*** Block opens ***
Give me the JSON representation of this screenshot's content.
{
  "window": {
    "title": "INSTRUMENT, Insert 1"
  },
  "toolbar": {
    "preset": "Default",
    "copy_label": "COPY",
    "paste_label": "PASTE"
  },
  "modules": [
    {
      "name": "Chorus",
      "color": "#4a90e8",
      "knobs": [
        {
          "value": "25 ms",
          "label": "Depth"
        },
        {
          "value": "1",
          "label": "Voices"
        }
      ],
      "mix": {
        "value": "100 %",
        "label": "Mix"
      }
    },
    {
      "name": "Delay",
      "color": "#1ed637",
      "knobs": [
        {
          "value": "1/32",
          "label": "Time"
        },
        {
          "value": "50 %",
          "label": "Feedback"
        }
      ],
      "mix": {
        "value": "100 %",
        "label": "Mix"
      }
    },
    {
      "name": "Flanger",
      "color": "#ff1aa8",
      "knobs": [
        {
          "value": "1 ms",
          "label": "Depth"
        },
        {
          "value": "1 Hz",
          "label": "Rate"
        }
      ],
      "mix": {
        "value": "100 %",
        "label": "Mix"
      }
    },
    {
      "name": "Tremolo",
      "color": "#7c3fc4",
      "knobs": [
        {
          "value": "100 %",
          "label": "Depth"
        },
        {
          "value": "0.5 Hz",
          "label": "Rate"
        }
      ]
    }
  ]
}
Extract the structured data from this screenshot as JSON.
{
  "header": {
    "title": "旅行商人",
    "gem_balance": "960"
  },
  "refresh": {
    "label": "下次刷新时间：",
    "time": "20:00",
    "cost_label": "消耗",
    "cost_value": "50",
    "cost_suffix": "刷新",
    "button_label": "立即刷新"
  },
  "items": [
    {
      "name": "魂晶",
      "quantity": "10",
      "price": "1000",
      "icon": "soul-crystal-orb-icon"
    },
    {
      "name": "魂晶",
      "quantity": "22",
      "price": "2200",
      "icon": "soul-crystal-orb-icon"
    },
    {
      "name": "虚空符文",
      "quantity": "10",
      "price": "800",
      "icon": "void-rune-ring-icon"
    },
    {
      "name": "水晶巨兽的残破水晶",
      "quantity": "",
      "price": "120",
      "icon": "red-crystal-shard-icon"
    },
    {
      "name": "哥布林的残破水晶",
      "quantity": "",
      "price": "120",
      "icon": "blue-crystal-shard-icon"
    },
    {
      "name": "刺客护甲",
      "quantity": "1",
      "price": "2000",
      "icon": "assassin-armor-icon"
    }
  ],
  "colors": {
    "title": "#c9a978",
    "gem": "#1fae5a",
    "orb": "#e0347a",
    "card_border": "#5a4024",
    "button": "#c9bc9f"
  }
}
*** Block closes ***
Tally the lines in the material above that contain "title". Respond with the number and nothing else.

EXERCISE SOLUTION
3